Relationship to the “Cancel Culture”
I was glancing through LinkedIn posts and found one by Tanya Finnie about the Speak Up Culture. Having blogged many times before about the cancel culture, I was intrigued to find out more about the speak up culture and its relationship to cancel culture.
“Speak up culture” refers to a healthy, supportive environment, where team members feel free to share their ideas, opinions and concerns, without fear of retaliation or penalty. Often people associate it with calling out toxic company culture or even an individual member of staff, however it can also refer to people feeling comfortable to express different ideas or business models that have previously gone unexplored. as speak-up culture, which means to provide a safe space for people to speak up and speak out, where they can feel emboldened to point out both challenging areas and opportunities for new disruptions and innovations.
Rather than waiting for employees to speak up, leaders could take the initiative and start a structured debate within the organization. It is important to give employees an opportunity to speak up and respond appreciatively when they do.
Finnie asks whether you have ever been a part of an organization that discouraged or even punished its employees from speaking up, pointing out problems or trying to disrupt the status quo in some way? If so, how much disruption and innovation happened in this organization? Probably not much.
Additionally, in a recent academic article in Organization Science, the researchers state, “Voice, or employees’ upward expression of challenging but constructive concerns or ideas on work-related issues, can play a critical role in improving organizational effectiveness. Despite its importance, evidence suggests that many managers are often hesitant to solicit voice from their employees. … Voice is a distinctive behavior that involves escalation of opinions, ideas, or concerns by employees to their managers with the expectation that they would respond by making systemic changes in their teams.”
So how can leaders encourage their employees to speak up and share their ideas?
In a recent HBR article, the authors describe this problem well: “When employees share novel ideas and bring up concerns or problems, organizations innovate and perform better. Employees are often the first to see issues on the frontlines, so their input can really help managerial decision making. Yet, managers do not always promote employees’ ideas. In fact, they can even actively disregard employee concerns and act in ways that discourage employees from speaking up at all.”
Unfortunately, while the many benefits of speak-up culture are clear, many managers remain hesitant to seek input from their people and are even less likely to really listen when that input is provided. And while disregarding employee input can cause frustration and disengagement of some of your best people (even causing them to leave), actively discouraging employees from speaking up can have even more severe detrimental impacts on the long-term effectiveness of the team and the strategic competitive advantage of the firm.
Diversity and inclusion are important features of a healthy workplace.
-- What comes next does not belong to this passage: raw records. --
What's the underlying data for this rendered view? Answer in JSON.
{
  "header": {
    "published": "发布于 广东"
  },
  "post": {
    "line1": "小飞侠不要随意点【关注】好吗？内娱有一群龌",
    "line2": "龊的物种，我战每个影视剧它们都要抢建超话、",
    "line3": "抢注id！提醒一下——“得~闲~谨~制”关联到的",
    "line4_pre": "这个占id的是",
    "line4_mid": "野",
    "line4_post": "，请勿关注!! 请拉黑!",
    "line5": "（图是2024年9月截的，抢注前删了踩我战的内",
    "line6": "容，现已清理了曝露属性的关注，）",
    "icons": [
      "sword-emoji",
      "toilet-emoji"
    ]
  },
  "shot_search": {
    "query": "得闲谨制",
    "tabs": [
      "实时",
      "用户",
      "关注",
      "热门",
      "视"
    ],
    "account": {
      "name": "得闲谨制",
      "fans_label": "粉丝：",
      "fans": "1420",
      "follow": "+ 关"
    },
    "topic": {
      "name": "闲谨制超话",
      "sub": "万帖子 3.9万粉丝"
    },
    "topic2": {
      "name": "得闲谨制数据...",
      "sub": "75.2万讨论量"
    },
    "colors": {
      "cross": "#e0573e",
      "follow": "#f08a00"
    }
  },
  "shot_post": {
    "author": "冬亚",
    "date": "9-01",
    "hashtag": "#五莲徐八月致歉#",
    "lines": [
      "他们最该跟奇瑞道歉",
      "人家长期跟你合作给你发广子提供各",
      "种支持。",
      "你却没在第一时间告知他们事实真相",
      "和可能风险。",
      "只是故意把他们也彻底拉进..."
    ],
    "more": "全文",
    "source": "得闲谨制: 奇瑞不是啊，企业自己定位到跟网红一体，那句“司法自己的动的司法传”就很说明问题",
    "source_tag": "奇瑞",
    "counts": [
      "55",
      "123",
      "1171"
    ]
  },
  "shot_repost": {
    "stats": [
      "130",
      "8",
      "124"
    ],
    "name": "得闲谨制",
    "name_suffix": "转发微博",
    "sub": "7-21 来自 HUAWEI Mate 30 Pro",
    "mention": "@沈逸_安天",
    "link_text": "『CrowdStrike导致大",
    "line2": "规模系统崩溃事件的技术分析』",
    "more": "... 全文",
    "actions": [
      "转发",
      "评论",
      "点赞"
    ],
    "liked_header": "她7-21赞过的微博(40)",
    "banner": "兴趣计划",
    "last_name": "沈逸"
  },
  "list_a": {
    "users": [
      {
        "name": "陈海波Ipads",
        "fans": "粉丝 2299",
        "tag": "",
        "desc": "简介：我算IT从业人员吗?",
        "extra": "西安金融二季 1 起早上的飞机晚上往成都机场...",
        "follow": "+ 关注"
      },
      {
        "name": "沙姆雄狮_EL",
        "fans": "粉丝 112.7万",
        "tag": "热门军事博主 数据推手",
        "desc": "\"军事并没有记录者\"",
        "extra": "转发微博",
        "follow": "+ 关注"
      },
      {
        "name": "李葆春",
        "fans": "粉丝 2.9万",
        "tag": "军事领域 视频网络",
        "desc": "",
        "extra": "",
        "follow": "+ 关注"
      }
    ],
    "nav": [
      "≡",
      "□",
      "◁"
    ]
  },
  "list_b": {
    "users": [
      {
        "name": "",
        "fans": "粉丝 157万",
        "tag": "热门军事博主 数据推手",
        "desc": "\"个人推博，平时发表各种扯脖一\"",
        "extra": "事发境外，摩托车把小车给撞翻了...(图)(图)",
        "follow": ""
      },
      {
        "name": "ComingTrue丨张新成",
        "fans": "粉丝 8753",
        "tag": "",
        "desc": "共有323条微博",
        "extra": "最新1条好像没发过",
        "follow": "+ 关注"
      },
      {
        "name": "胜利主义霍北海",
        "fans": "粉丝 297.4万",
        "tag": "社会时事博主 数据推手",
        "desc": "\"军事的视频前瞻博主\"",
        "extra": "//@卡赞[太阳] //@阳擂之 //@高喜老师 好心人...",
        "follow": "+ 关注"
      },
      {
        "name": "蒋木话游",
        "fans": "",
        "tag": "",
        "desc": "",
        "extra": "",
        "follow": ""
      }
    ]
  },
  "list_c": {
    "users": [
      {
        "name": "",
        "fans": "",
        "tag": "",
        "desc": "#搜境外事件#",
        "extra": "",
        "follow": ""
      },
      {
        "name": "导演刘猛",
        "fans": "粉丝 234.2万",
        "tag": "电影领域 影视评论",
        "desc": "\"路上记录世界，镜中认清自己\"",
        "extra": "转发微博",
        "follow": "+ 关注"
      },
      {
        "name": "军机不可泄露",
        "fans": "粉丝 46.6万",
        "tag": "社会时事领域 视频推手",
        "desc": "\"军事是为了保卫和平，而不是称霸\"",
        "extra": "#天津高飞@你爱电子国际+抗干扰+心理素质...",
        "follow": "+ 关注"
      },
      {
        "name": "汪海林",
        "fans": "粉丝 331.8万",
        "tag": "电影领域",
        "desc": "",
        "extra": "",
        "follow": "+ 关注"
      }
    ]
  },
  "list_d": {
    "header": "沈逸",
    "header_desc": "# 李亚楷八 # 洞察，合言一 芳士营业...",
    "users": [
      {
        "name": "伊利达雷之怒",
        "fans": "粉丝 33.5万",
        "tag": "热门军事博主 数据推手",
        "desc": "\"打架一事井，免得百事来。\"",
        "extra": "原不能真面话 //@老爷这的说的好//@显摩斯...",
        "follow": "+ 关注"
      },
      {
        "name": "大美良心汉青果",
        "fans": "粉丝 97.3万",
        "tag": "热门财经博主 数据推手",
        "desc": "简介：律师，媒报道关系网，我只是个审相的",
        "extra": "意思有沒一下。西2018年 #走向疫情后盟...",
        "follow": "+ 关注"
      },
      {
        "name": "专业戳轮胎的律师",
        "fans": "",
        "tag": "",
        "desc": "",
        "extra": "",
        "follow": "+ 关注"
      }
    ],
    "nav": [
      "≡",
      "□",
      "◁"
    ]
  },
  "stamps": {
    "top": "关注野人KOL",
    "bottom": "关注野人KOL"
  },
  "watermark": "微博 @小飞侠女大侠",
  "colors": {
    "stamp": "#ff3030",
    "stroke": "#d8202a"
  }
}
As stated in a recent Medium article, “Inclusive leaders create a 'speak-up culture' where members of their teams feel welcome and included, free to share their ideas and opinions, and confident that their ideas are heard and recognized.” Tanya Finnie further argues that “global leaders who supported diversity and inclusion were more likely to foster collaboration and saw a majority of their team members feel free to express their views and opinions. These leaders were found to have several distinct qualities including; asking questions, facilitating constructive arguments, giving actionable feedback, taking advice and implementing feedback, sharing credit for team success and empowering decision making among team members.”
The speak-up culture is related to the cancel culture in that if employees contemplate speaking out, in today’s divisive environment it is crucial to consider whether they might be canceled for their actions. Even though the points they make might help improve the ethical environment in the organization, it won’t matter if that organization is run according to political correctness. Going against the orthodoxy by speaking up can lead to being canceled from the organization, meaning being painted in a negative light for everyone in the organization to see. The “thought police” may be at work and stifle dissent thereby restricting free speech.
Posted by Dr. Steven Mintz, The Ethics Sage, on July 1, 2021. You can sign up for his newsletter and learn more about his activities at: https://www.stevenmintzethics.com/. Follow him on Facebook at: https://www.facebook.com/StevenMintzEthics and on Twitter at: https://twitter.com/ethicssage.